*What is needed*
Return the records that follow, matching each one exactly.

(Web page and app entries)
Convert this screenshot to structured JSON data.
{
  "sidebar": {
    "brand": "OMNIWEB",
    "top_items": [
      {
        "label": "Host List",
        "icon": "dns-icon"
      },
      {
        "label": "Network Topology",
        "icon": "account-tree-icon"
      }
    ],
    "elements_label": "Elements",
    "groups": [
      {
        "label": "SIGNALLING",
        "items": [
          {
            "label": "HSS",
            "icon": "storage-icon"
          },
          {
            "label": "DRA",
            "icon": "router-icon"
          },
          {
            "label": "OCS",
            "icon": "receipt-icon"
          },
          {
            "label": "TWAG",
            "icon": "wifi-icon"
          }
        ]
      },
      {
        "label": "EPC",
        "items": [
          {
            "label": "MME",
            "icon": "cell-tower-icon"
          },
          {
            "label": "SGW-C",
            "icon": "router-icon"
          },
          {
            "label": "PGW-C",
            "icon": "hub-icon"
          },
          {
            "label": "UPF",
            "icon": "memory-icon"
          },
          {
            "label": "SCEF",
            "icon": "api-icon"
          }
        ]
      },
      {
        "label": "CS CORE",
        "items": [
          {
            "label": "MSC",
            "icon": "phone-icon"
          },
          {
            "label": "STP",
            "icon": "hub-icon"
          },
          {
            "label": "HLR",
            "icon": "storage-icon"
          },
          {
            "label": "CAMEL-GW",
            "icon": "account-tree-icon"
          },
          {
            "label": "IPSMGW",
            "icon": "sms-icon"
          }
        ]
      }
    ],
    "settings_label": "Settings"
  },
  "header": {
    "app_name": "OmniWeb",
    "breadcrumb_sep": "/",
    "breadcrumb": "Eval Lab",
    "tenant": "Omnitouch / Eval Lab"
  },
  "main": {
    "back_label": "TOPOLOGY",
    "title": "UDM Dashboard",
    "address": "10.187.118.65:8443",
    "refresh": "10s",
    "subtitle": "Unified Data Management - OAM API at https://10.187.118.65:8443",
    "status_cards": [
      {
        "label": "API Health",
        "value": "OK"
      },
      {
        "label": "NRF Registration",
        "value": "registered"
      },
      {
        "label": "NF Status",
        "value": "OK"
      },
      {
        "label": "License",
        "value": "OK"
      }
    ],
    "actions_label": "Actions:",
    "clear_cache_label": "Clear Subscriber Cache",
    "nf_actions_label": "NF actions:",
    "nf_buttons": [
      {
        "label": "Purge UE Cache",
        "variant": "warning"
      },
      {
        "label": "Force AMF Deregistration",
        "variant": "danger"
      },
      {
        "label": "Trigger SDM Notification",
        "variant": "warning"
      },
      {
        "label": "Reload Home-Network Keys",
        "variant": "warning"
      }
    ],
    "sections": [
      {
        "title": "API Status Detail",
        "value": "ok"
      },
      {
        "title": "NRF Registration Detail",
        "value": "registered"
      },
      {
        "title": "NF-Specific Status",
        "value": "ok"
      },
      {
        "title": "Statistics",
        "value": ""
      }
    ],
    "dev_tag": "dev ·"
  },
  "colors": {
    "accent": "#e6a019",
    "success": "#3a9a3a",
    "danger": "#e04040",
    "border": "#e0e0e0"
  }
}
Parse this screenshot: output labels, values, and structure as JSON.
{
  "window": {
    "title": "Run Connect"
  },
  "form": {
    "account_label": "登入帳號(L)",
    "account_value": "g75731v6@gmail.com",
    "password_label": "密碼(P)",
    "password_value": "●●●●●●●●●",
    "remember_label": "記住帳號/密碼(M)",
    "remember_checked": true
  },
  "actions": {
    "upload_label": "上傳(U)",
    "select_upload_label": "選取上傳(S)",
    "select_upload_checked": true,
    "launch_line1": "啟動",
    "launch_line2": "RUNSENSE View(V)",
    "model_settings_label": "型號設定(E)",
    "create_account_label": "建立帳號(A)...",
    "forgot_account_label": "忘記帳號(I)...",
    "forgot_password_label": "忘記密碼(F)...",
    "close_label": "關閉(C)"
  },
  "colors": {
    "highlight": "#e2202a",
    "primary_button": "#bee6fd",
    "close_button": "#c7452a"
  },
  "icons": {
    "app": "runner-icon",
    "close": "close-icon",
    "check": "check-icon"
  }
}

*Reply*
Convert this screenshot to structured JSON data.
{
  "sidebar": {
    "brand": "OMNIWEB",
    "top_items": [
      {
        "label": "Host List",
        "icon": "dns-icon"
      },
      {
        "label": "Network Topology",
        "icon": "account-tree-icon"
      }
    ],
    "elements_label": "Elements",
    "groups": [
      {
        "label": "SIGNALLING",
        "items": [
          {
            "label": "HSS",
            "icon": "storage-icon"
          },
          {
            "label": "DRA",
            "icon": "router-icon"
          },
          {
            "label": "OCS",
            "icon": "receipt-icon"
          },
          {
            "label": "TWAG",
            "icon": "wifi-icon"
          }
        ]
      },
      {
        "label": "EPC",
        "items": [
          {
            "label": "MME",
            "icon": "cell-tower-icon"
          },
          {
            "label": "SGW-C",
            "icon": "router-icon"
          },
          {
            "label": "PGW-C",
            "icon": "hub-icon"
          },
          {
            "label": "UPF",
            "icon": "memory-icon"
          },
          {
            "label": "SCEF",
            "icon": "api-icon"
          }
        ]
      },
      {
        "label": "CS CORE",
        "items": [
          {
            "label": "MSC",
            "icon": "phone-icon"
          },
          {
            "label": "STP",
            "icon": "hub-icon"
          },
          {
            "label": "HLR",
            "icon": "storage-icon"
          },
          {
            "label": "CAMEL-GW",
            "icon": "account-tree-icon"
          },
          {
            "label": "IPSMGW",
            "icon": "sms-icon"
          }
        ]
      }
    ],
    "settings_label": "Settings"
  },
  "header": {
    "app_name": "OmniWeb",
    "breadcrumb_sep": "/",
    "breadcrumb": "Eval Lab",
    "tenant": "Omnitouch / Eval Lab"
  },
  "main": {
    "back_label": "TOPOLOGY",
    "title": "UDM Dashboard",
    "address": "10.187.118.65:8443",
    "refresh": "10s",
    "subtitle": "Unified Data Management - OAM API at https://10.187.118.65:8443",
    "status_cards": [
      {
        "label": "API Health",
        "value": "OK"
      },
      {
        "label": "NRF Registration",
        "value": "registered"
      },
      {
        "label": "NF Status",
        "value": "OK"
      },
      {
        "label": "License",
        "value": "OK"
      }
    ],
    "actions_label": "Actions:",
    "clear_cache_label": "Clear Subscriber Cache",
    "nf_actions_label": "NF actions:",
    "nf_buttons": [
      {
        "label": "Purge UE Cache",
        "variant": "warning"
      },
      {
        "label": "Force AMF Deregistration",
        "variant": "danger"
      },
      {
        "label": "Trigger SDM Notification",
        "variant": "warning"
      },
      {
        "label": "Reload Home-Network Keys",
        "variant": "warning"
      }
    ],
    "sections": [
      {
        "title": "API Status Detail",
        "value": "ok"
      },
      {
        "title": "NRF Registration Detail",
        "value": "registered"
      },
      {
        "title": "NF-Specific Status",
        "value": "ok"
      },
      {
        "title": "Statistics",
        "value": ""
      }
    ],
    "dev_tag": "dev ·"
  },
  "colors": {
    "accent": "#e6a019",
    "success": "#3a9a3a",
    "danger": "#e04040",
    "border": "#e0e0e0"
  }
}
Parse this screenshot: output labels, values, and structure as JSON.
{
  "window": {
    "title": "Run Connect"
  },
  "form": {
    "account_label": "登入帳號(L)",
    "account_value": "g75731v6@gmail.com",
    "password_label": "密碼(P)",
    "password_value": "●●●●●●●●●",
    "remember_label": "記住帳號/密碼(M)",
    "remember_checked": true
  },
  "actions": {
    "upload_label": "上傳(U)",
    "select_upload_label": "選取上傳(S)",
    "select_upload_checked": true,
    "launch_line1": "啟動",
    "launch_line2": "RUNSENSE View(V)",
    "model_settings_label": "型號設定(E)",
    "create_account_label": "建立帳號(A)...",
    "forgot_account_label": "忘記帳號(I)...",
    "forgot_password_label": "忘記密碼(F)...",
    "close_label": "關閉(C)"
  },
  "colors": {
    "highlight": "#e2202a",
    "primary_button": "#bee6fd",
    "close_button": "#c7452a"
  },
  "icons": {
    "app": "runner-icon",
    "close": "close-icon",
    "check": "check-icon"
  }
}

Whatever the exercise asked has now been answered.